- Girl surprises Michelle Obama with unemployed dad’s resume
- ‘Harry Potter’ religion class seeks to enlighten students on ‘God, sin, and theodicy’
- ‘Optionally piloted’ Black Hawk helicopter clears tests; future missions to go ‘fully unmanned’
- Vice News reporter kidnapped in Ukraine is freed after being beaten, blindfolded
- FCC’s new ‘net neutrality’ proposal sparks outrage among consumer advocates
- Families of ferry’s lost confront South Korean officials
- 2-week truce for Sriracha hot sauce maker, California city
- NYC’s de Blasio seeks to ban wood-burning fireplaces
- Residents angry Obama mispronounced town’s name during mudslide visit
- Israel halts peace talks with Palestinians
Panetta: Sudan nixes Marine team at U.S. Embassy
“When we do this, it is a requirement that the country that we deploy our forces to provide permission for us to be able to go in. And in regard to the Sudanese, my understanding is that they felt they could provide sufficient security to be able to protect our embassy and personnel there,” Mr. Panetta told reporters traveling with him Saturday to Asia.
The primary responsibility for protecting U.S. embassies usually rests with the host country, he said.
Sudan’s decision comes as the State Department has ordered the departure of nonemergency personnel from Sudan and Tunisia after anti-American protests continued in both countries in response to an a film produced by an American that denigrates Islam’s Prophet Mohammed.
Late Tuesday, armed protesters overran Libyan forces protecting a U.S. diplomatic mission in Benghazi and set fire to the compound, resulting in the deaths of four Americans, including the U.S. ambassador.
The Pentagon since has deployed teams of Marines to protect the U.S. embassies in the Libyan capital of Tripoli and in the Yemeni capital of Sanaa, where demonstrators tried to breach the U.S. facility late last week. The Pentagon also has sent to two ships to the coast of Libya.
© Copyright 2014 The Washington Times, LLC. Click here for reprint permission.
About the Author
Kristina Wong is a national security reporter for The Washington Times, covering defense, foreign policy and intelligence affairs. She can be reached at firstname.lastname@example.org.
- Despite Pentagon cuts and eye on Pacific, Air Force implored to save the 'Warthog'
- Pentagon welcomes budget deal but says more defense spending needed
- Rep. Hunter to Pentagon: Don't lower combat standards for women
- Scientists raise alarm over plan to destroy Syria's chemical weapons at sea
- Hagel renews Qatar defense pact despite differences over Iran, Syria
TWT Video Picks
By Andrew P. Napolitano
Obama's veil of secrecy is pierced
- In its hunt for Senate, Republican candidates campaign against Harry Reid

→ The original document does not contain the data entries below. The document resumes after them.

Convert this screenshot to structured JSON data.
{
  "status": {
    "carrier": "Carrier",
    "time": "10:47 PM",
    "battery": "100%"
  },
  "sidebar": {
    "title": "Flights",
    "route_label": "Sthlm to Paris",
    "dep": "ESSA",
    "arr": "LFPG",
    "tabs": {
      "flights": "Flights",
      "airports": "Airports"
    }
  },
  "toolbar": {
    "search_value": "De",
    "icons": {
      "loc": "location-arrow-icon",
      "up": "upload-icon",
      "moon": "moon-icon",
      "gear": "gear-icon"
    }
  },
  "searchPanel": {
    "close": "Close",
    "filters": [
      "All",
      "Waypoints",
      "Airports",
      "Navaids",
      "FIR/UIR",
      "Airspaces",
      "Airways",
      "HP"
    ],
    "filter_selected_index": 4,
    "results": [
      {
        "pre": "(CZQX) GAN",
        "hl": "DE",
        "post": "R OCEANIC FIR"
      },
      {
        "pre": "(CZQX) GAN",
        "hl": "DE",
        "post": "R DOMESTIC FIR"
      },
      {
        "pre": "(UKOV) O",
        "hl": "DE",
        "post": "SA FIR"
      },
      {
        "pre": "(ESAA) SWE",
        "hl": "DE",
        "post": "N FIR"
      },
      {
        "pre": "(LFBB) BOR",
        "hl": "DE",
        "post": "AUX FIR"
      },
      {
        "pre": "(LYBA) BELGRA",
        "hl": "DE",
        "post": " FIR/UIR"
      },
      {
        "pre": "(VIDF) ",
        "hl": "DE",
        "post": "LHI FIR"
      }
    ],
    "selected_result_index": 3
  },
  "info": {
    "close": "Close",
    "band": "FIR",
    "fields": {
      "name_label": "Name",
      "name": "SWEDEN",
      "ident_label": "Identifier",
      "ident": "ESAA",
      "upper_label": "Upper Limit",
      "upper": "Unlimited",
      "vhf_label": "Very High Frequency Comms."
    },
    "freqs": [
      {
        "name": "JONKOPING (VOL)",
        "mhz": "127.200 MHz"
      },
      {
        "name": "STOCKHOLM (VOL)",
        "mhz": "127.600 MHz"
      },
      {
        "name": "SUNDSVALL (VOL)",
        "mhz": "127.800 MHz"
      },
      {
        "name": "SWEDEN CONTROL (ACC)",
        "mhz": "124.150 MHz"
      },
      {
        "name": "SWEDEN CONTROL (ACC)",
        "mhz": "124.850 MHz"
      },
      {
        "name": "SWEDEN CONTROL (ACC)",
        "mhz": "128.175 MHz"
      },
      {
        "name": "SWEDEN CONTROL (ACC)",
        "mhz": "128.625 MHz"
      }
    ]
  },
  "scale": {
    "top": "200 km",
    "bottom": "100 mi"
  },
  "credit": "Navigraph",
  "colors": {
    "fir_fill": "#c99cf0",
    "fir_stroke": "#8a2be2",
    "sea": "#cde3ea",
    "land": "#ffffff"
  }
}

- Obamacare class-action suit opens a new legal front
- 'Top Gun' for drones: Squadrons of carrier-based killers have Navy's approval
- List Hillary Clinton's successes? State Dept. spokeswoman flubs answer
- Nevada rancher Cliven Bundy hailed as patriot, ripped as lawless deadbeat
- 'Conservatives' should feel exposed by Bundy's racist comments: Scarborough
- America is an oligarchy, not a democracy or republic, university study finds
- Sold out: Ukraine's leadership swapped best military weapons for cash
- Texas is next! AG warns BLM wants 90,000 acres after Bundy ranch standoff
- Opposition rising to Colorado gun control laws
Top 10 handguns in the U.S.
Celebrity deaths in 2014